The Bottom Line: This is classic power metal by some of the best in the biz. If you dig the idea of a neoclassical version of Whitesnake's classic 1987 album, this is your jam, tough guy.

- Genghis is waitin' for the night to c-c-c-cooooome *slide*....


Chiefs - Tomorrow's Over

Looking for melodic doom metal? Chiefs are something like that, so smoke 'em if ya got 'em...Things really took off for Arizona duo Chiefs when they relocated to San Diego and added a bass player to their ranks to fill out the low-end of their stoner rock sound. And their debut album, Tomorrow's Over, is all the better for this change.
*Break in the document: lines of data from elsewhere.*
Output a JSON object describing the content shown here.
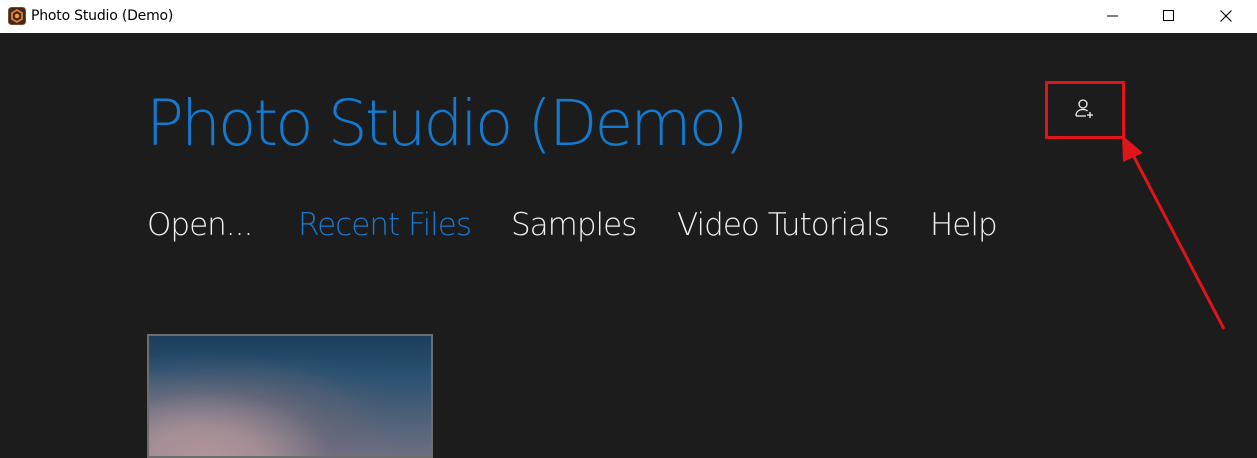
{
  "window": {
    "title": "Photo Studio (Demo)",
    "icon": "app-logo-icon",
    "controls": [
      "minimize-icon",
      "maximize-icon",
      "close-icon"
    ]
  },
  "header": {
    "title": "Photo Studio (Demo)",
    "title_color": "#1379d1",
    "add_user_icon": "user-add-icon"
  },
  "nav": {
    "items": [
      {
        "label": "Open..."
      },
      {
        "label": "Recent Files",
        "active": true
      },
      {
        "label": "Samples"
      },
      {
        "label": "Video Tutorials"
      },
      {
        "label": "Help"
      }
    ],
    "active_color": "#1a79d1"
  },
  "recent_files": {
    "thumbnails": [
      "sky-photo-thumbnail"
    ]
  },
  "annotation": {
    "color": "#e0141a",
    "target": "user-add-button"
  }
}
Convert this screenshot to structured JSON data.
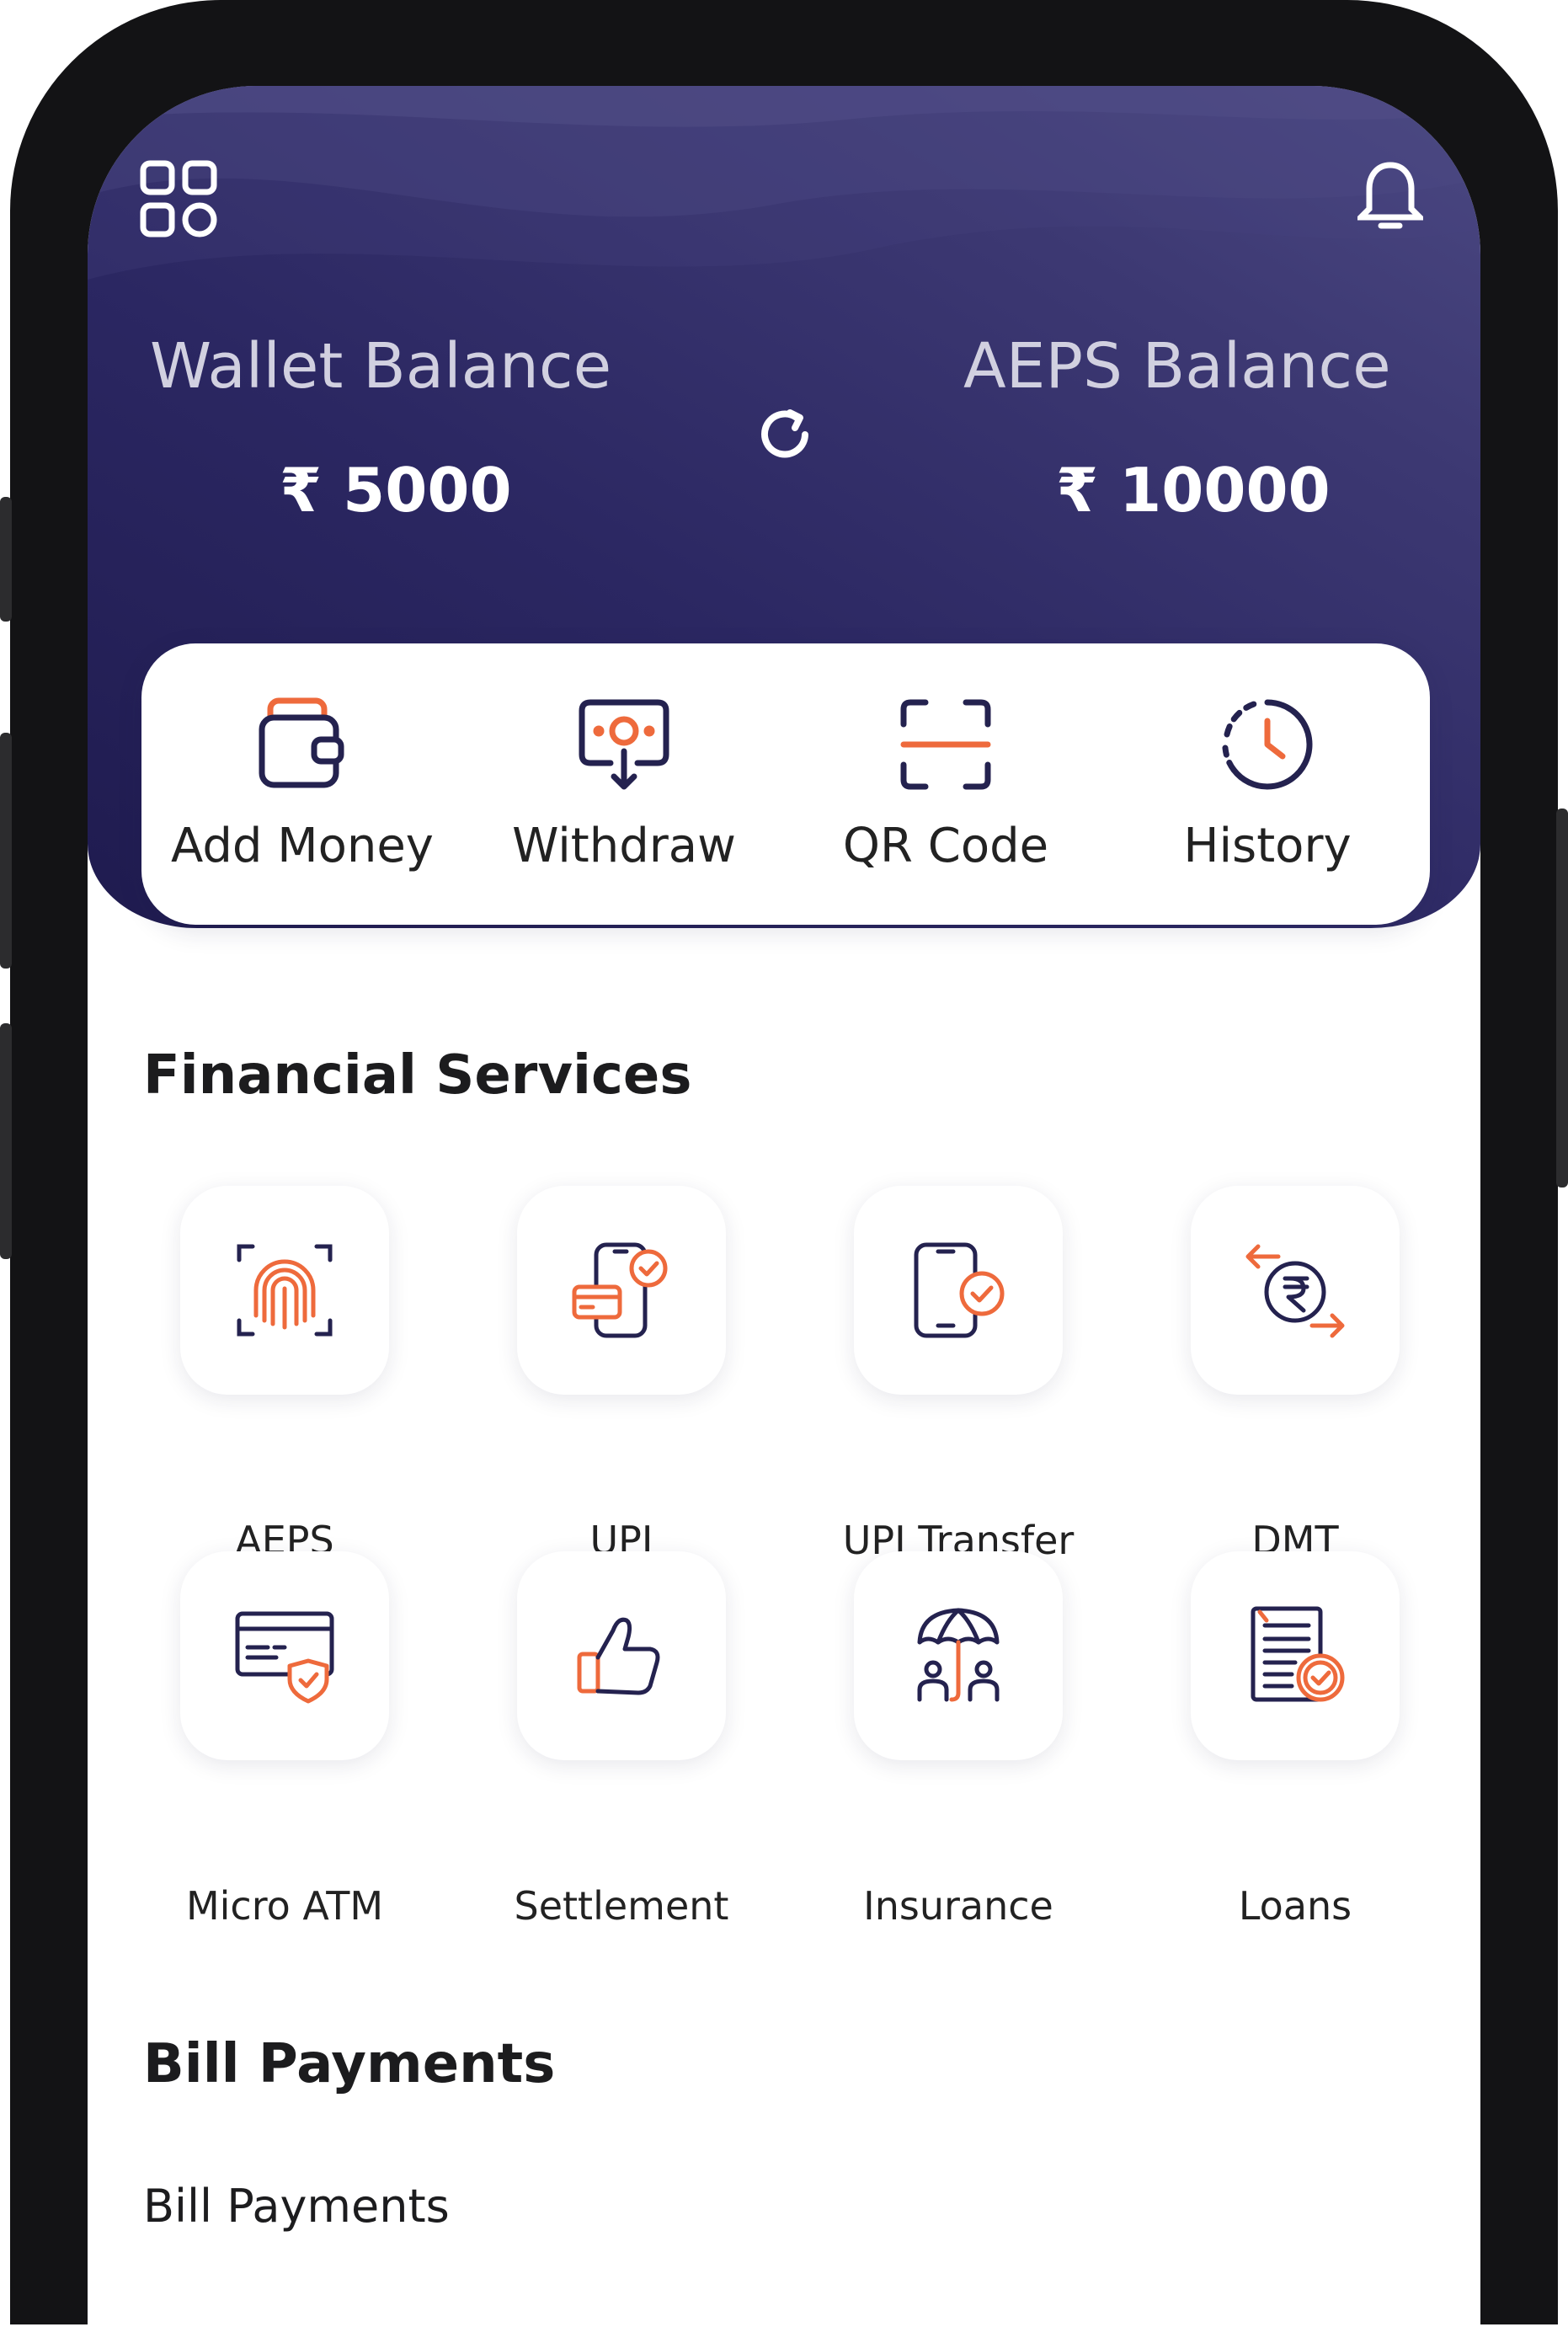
{
  "header": {
    "wallet": {
      "label": "Wallet Balance",
      "value": "₹ 5000"
    },
    "aeps": {
      "label": "AEPS Balance",
      "value": "₹ 10000"
    }
  },
  "quick_actions": [
    {
      "label": "Add Money",
      "icon": "wallet-icon"
    },
    {
      "label": "Withdraw",
      "icon": "withdraw-icon"
    },
    {
      "label": "QR Code",
      "icon": "qr-scan-icon"
    },
    {
      "label": "History",
      "icon": "clock-icon"
    }
  ],
  "financial_services": {
    "title": "Financial Services",
    "items": [
      {
        "label": "AEPS",
        "icon": "fingerprint-icon"
      },
      {
        "label": "UPI",
        "icon": "phone-card-icon"
      },
      {
        "label": "UPI Transfer",
        "icon": "phone-check-icon"
      },
      {
        "label": "DMT",
        "icon": "rupee-transfer-icon"
      },
      {
        "label": "Micro ATM",
        "icon": "card-shield-icon"
      },
      {
        "label": "Settlement",
        "icon": "thumbs-up-icon"
      },
      {
        "label": "Insurance",
        "icon": "umbrella-family-icon"
      },
      {
        "label": "Loans",
        "icon": "document-check-icon"
      }
    ]
  },
  "bill_payments": {
    "title": "Bill Payments",
    "subtitle": "Bill Payments"
  },
  "colors": {
    "header_start": "#1f1b4f",
    "header_end": "#4b4882",
    "icon_navy": "#24224f",
    "icon_orange": "#ee6a3c",
    "text_dark": "#1c1c1e"
  }
}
Coming off a bit like a cross between the restless energy of old Soundgarden and the rumbling groove of Dopesmoker, I really dig the melodicism here that sets them apart from most stoner/doom metal outfits. Vocalist/Guitarist Paul Valle sounds a lot like Chris Volz of Five.Bolt.Main, which is to say he's got an earnest wail that smoothly rides atop the bottom-heavy groove this band is laying down. That's it. We're talking meat and potatoes groove-based heavy tunes here and I dig it mightily.

The Bottom Line: If you've been looking around for that 90s vibe of thick, melodic, Sabbathy grooves, you should check out Chiefs' debut. This fervent trio can rock a joint nicely.

- Genghis is pretty comfortable with denim...